Data for this task:
--------------------------------------------------
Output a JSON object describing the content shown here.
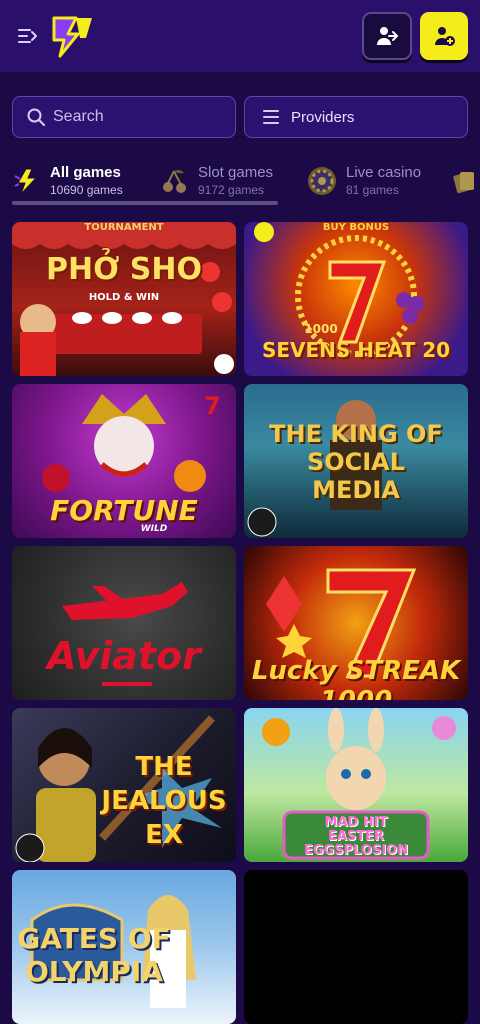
{
  "header": {
    "menu_icon": "collapse-menu-icon",
    "logo_icon": "lightning-logo-icon",
    "login_icon": "login-user-icon",
    "register_icon": "add-user-icon",
    "brand_color": "#2a0f6b",
    "accent_color": "#f5ec1c"
  },
  "search": {
    "placeholder": "Search",
    "icon": "search-icon"
  },
  "providers": {
    "label": "Providers",
    "icon": "hamburger-icon"
  },
  "tabs": [
    {
      "label": "All games",
      "count": "10690 games",
      "icon": "lightning-icon"
    },
    {
      "label": "Slot games",
      "count": "9172 games",
      "icon": "cherry-icon"
    },
    {
      "label": "Live casino",
      "count": "81 games",
      "icon": "roulette-icon"
    }
  ],
  "games": [
    {
      "title": "PHỞ SHO",
      "top": "TOURNAMENT",
      "badge": "HOLD & WIN"
    },
    {
      "title": "SEVENS HEAT 20",
      "top": "BUY BONUS",
      "badge": "1000"
    },
    {
      "title": "FORTUNE",
      "sub": "WILD"
    },
    {
      "title": "THE KING OF SOCIAL MEDIA"
    },
    {
      "title": "Aviator"
    },
    {
      "title": "Lucky STREAK 1000"
    },
    {
      "title": "THE JEALOUS EX"
    },
    {
      "title": "MAD HIT EASTER EGGSPLOSION"
    },
    {
      "title": "GATES OF OLYMPIA"
    },
    {
      "title": ""
    }
  ]
}
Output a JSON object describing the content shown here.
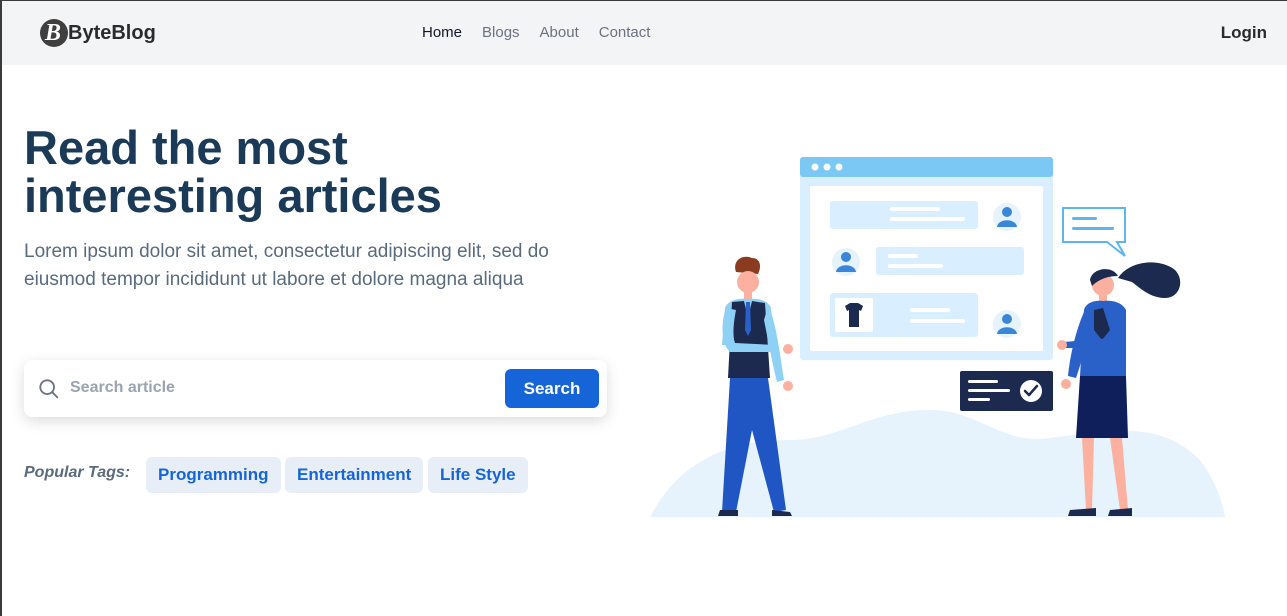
{
  "header": {
    "logo_letter": "B",
    "brand": "ByteBlog",
    "nav": [
      {
        "label": "Home",
        "active": true
      },
      {
        "label": "Blogs",
        "active": false
      },
      {
        "label": "About",
        "active": false
      },
      {
        "label": "Contact",
        "active": false
      }
    ],
    "login_label": "Login"
  },
  "hero": {
    "title_line1": "Read the most",
    "title_line2": "interesting articles",
    "subtitle": "Lorem ipsum dolor sit amet, consectetur adipiscing elit, sed do eiusmod tempor incididunt ut labore et dolore magna aliqua",
    "search": {
      "icon": "search-icon",
      "placeholder": "Search article",
      "value": "",
      "button_label": "Search"
    },
    "tags_label": "Popular Tags:",
    "tags": [
      "Programming",
      "Entertainment",
      "Life Style"
    ]
  },
  "colors": {
    "primary": "#1565d8",
    "heading": "#1a3a57",
    "body_text": "#5a6b7e",
    "tag_bg": "#e8eef7",
    "navbar_bg": "#f3f4f6"
  }
}
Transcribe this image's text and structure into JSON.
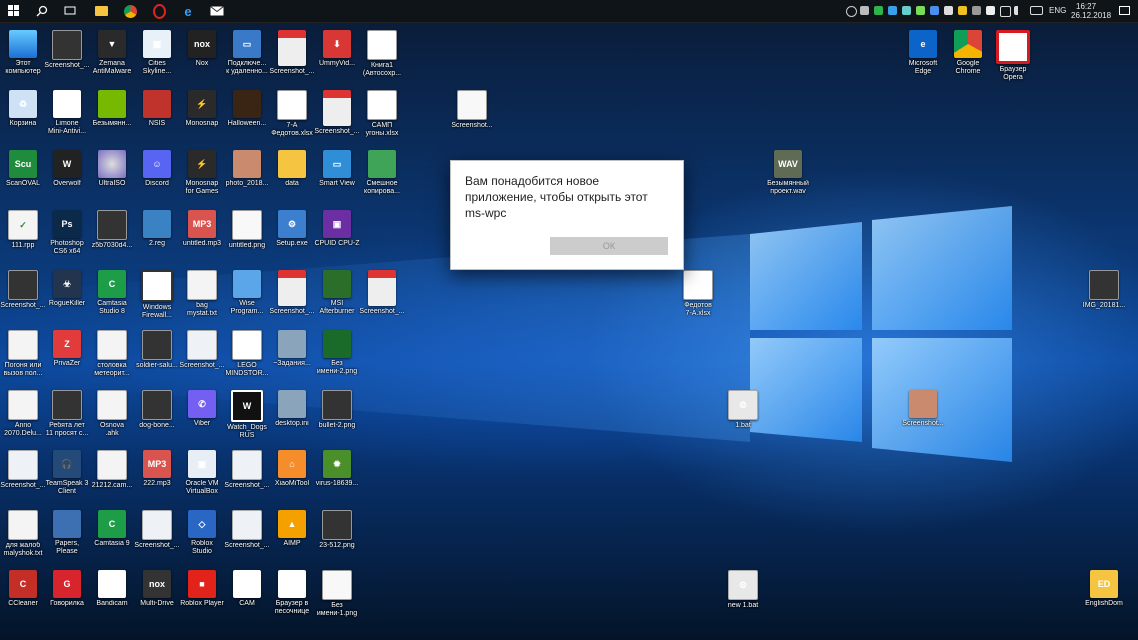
{
  "taskbar": {
    "language": "ENG",
    "time": "16:27",
    "date": "26.12.2018"
  },
  "dialog": {
    "message": "Вам понадобится новое приложение, чтобы открыть этот ms-wpc",
    "ok_label": "ОК"
  },
  "desktop": {
    "col1": [
      "Этот\nкомпьютер",
      "Корзина",
      "ScanOVAL",
      "111.rpp",
      "Screenshot_...",
      "Погоня или\nвызов пол...",
      "Anno\n2070.Delu...",
      "Screenshot_...",
      "для жалоб\nmalyshok.txt",
      "CCleaner"
    ],
    "col2": [
      "Screenshot_...",
      "Limone\nMini-Antivi...",
      "Overwolf",
      "Photoshop\nCS6 x64",
      "RogueKiller",
      "PrivaZer",
      "Ребята лет\n11 просят с...",
      "TeamSpeak 3\nClient",
      "Papers,\nPlease",
      "Говорилка"
    ],
    "col3": [
      "Zemana\nAntiMalware",
      "Безымянн...",
      "UltraISO",
      "z5b7030d4...",
      "Camtasia\nStudio 8",
      "столовка\nметеорит...",
      "Osnova\n.ahk",
      "21212.cam...",
      "Camtasia 9",
      "Bandicam"
    ],
    "col4": [
      "Cities\nSkyline...",
      "NSIS",
      "Discord",
      "2.reg",
      "Windows\nFirewall...",
      "soldier-salu...",
      "dog-bone...",
      "222.mp3",
      "Screenshot_...",
      "Multi-Drive"
    ],
    "col5": [
      "Nox",
      "Monosnap",
      "Monosnap\nfor Games",
      "untitled.mp3",
      "bag\nmystat.txt",
      "Screenshot_...",
      "Viber",
      "Oracle VM\nVirtualBox",
      "Roblox\nStudio",
      "Roblox Player"
    ],
    "col6": [
      "Подключе...\nк удаленно...",
      "Halloween...",
      "photo_2018...",
      "untitled.png",
      "Wise\nProgram...",
      "LEGO\nMINDSTOR...",
      "Watch_Dogs\nRUS",
      "Screenshot_...",
      "Screenshot_...",
      "CAM"
    ],
    "col7": [
      "Screenshot_...",
      "7-А\nФедотов.xlsx",
      "data",
      "Setup.exe",
      "Screenshot_...",
      "~Задания...",
      "desktop.ini",
      "XiaoMiTool",
      "AIMP",
      "Браузер в\nпесочнице"
    ],
    "col8": [
      "UmmyVid...",
      "Screenshot_...",
      "Smart View",
      "CPUID CPU-Z",
      "MSI\nAfterburner",
      "Без\nимени-2.png",
      "bullet-2.png",
      "virus-18639...",
      "23-512.png",
      "Без\nимени-1.png"
    ],
    "col9": [
      "Книга1\n(Автосохр...",
      "САМП\nугоны.xlsx",
      "Смешное\nкопирова...",
      "Screenshot_..."
    ],
    "extra": {
      "screenshot_top": "Screenshot...",
      "edge": "Microsoft\nEdge",
      "chrome": "Google\nChrome",
      "opera": "Браузер\nOpera",
      "wav": "Безымянный\nпроект.wav",
      "fedotov": "Федотов\n7-А.xlsx",
      "bat1": "1.bat",
      "screenshot_mid": "Screenshot...",
      "newbat": "new 1.bat",
      "img": "IMG_20181...",
      "englishdom": "EnglishDom"
    }
  }
}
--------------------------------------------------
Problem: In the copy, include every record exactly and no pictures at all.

Answer space:
Output a JSON object describing the content shown here.
{
  "header": {
    "menu_icon": "collapse-menu-icon",
    "logo_icon": "lightning-logo-icon",
    "login_icon": "login-user-icon",
    "register_icon": "add-user-icon",
    "brand_color": "#2a0f6b",
    "accent_color": "#f5ec1c"
  },
  "search": {
    "placeholder": "Search",
    "icon": "search-icon"
  },
  "providers": {
    "label": "Providers",
    "icon": "hamburger-icon"
  },
  "tabs": [
    {
      "label": "All games",
      "count": "10690 games",
      "icon": "lightning-icon"
    },
    {
      "label": "Slot games",
      "count": "9172 games",
      "icon": "cherry-icon"
    },
    {
      "label": "Live casino",
      "count": "81 games",
      "icon": "roulette-icon"
    }
  ],
  "games": [
    {
      "title": "PHỞ SHO",
      "top": "TOURNAMENT",
      "badge": "HOLD & WIN"
    },
    {
      "title": "SEVENS HEAT 20",
      "top": "BUY BONUS",
      "badge": "1000"
    },
    {
      "title": "FORTUNE",
      "sub": "WILD"
    },
    {
      "title": "THE KING OF SOCIAL MEDIA"
    },
    {
      "title": "Aviator"
    },
    {
      "title": "Lucky STREAK 1000"
    },
    {
      "title": "THE JEALOUS EX"
    },
    {
      "title": "MAD HIT EASTER EGGSPLOSION"
    },
    {
      "title": "GATES OF OLYMPIA"
    },
    {
      "title": ""
    }
  ]
}
Output a JSON object describing the content shown here.
{
  "header": {
    "logo_letter": "B",
    "brand": "ByteBlog",
    "nav": [
      {
        "label": "Home",
        "active": true
      },
      {
        "label": "Blogs",
        "active": false
      },
      {
        "label": "About",
        "active": false
      },
      {
        "label": "Contact",
        "active": false
      }
    ],
    "login_label": "Login"
  },
  "hero": {
    "title_line1": "Read the most",
    "title_line2": "interesting articles",
    "subtitle": "Lorem ipsum dolor sit amet, consectetur adipiscing elit, sed do eiusmod tempor incididunt ut labore et dolore magna aliqua",
    "search": {
      "icon": "search-icon",
      "placeholder": "Search article",
      "value": "",
      "button_label": "Search"
    },
    "tags_label": "Popular Tags:",
    "tags": [
      "Programming",
      "Entertainment",
      "Life Style"
    ]
  },
  "colors": {
    "primary": "#1565d8",
    "heading": "#1a3a57",
    "body_text": "#5a6b7e",
    "tag_bg": "#e8eef7",
    "navbar_bg": "#f3f4f6"
  }
}
Transcribe this image's text and structure into JSON.
{
  "taskbar": {
    "language": "ENG",
    "time": "16:27",
    "date": "26.12.2018"
  },
  "dialog": {
    "message": "Вам понадобится новое приложение, чтобы открыть этот ms-wpc",
    "ok_label": "ОК"
  },
  "desktop": {
    "col1": [
      "Этот\nкомпьютер",
      "Корзина",
      "ScanOVAL",
      "111.rpp",
      "Screenshot_...",
      "Погоня или\nвызов пол...",
      "Anno\n2070.Delu...",
      "Screenshot_...",
      "для жалоб\nmalyshok.txt",
      "CCleaner"
    ],
    "col2": [
      "Screenshot_...",
      "Limone\nMini-Antivi...",
      "Overwolf",
      "Photoshop\nCS6 x64",
      "RogueKiller",
      "PrivaZer",
      "Ребята лет\n11 просят с...",
      "TeamSpeak 3\nClient",
      "Papers,\nPlease",
      "Говорилка"
    ],
    "col3": [
      "Zemana\nAntiMalware",
      "Безымянн...",
      "UltraISO",
      "z5b7030d4...",
      "Camtasia\nStudio 8",
      "столовка\nметеорит...",
      "Osnova\n.ahk",
      "21212.cam...",
      "Camtasia 9",
      "Bandicam"
    ],
    "col4": [
      "Cities\nSkyline...",
      "NSIS",
      "Discord",
      "2.reg",
      "Windows\nFirewall...",
      "soldier-salu...",
      "dog-bone...",
      "222.mp3",
      "Screenshot_...",
      "Multi-Drive"
    ],
    "col5": [
      "Nox",
      "Monosnap",
      "Monosnap\nfor Games",
      "untitled.mp3",
      "bag\nmystat.txt",
      "Screenshot_...",
      "Viber",
      "Oracle VM\nVirtualBox",
      "Roblox\nStudio",
      "Roblox Player"
    ],
    "col6": [
      "Подключе...\nк удаленно...",
      "Halloween...",
      "photo_2018...",
      "untitled.png",
      "Wise\nProgram...",
      "LEGO\nMINDSTOR...",
      "Watch_Dogs\nRUS",
      "Screenshot_...",
      "Screenshot_...",
      "CAM"
    ],
    "col7": [
      "Screenshot_...",
      "7-А\nФедотов.xlsx",
      "data",
      "Setup.exe",
      "Screenshot_...",
      "~Задания...",
      "desktop.ini",
      "XiaoMiTool",
      "AIMP",
      "Браузер в\nпесочнице"
    ],
    "col8": [
      "UmmyVid...",
      "Screenshot_...",
      "Smart View",
      "CPUID CPU-Z",
      "MSI\nAfterburner",
      "Без\nимени-2.png",
      "bullet-2.png",
      "virus-18639...",
      "23-512.png",
      "Без\nимени-1.png"
    ],
    "col9": [
      "Книга1\n(Автосохр...",
      "САМП\nугоны.xlsx",
      "Смешное\nкопирова...",
      "Screenshot_..."
    ],
    "extra": {
      "screenshot_top": "Screenshot...",
      "edge": "Microsoft\nEdge",
      "chrome": "Google\nChrome",
      "opera": "Браузер\nOpera",
      "wav": "Безымянный\nпроект.wav",
      "fedotov": "Федотов\n7-А.xlsx",
      "bat1": "1.bat",
      "screenshot_mid": "Screenshot...",
      "newbat": "new 1.bat",
      "img": "IMG_20181...",
      "englishdom": "EnglishDom"
    }
  }
}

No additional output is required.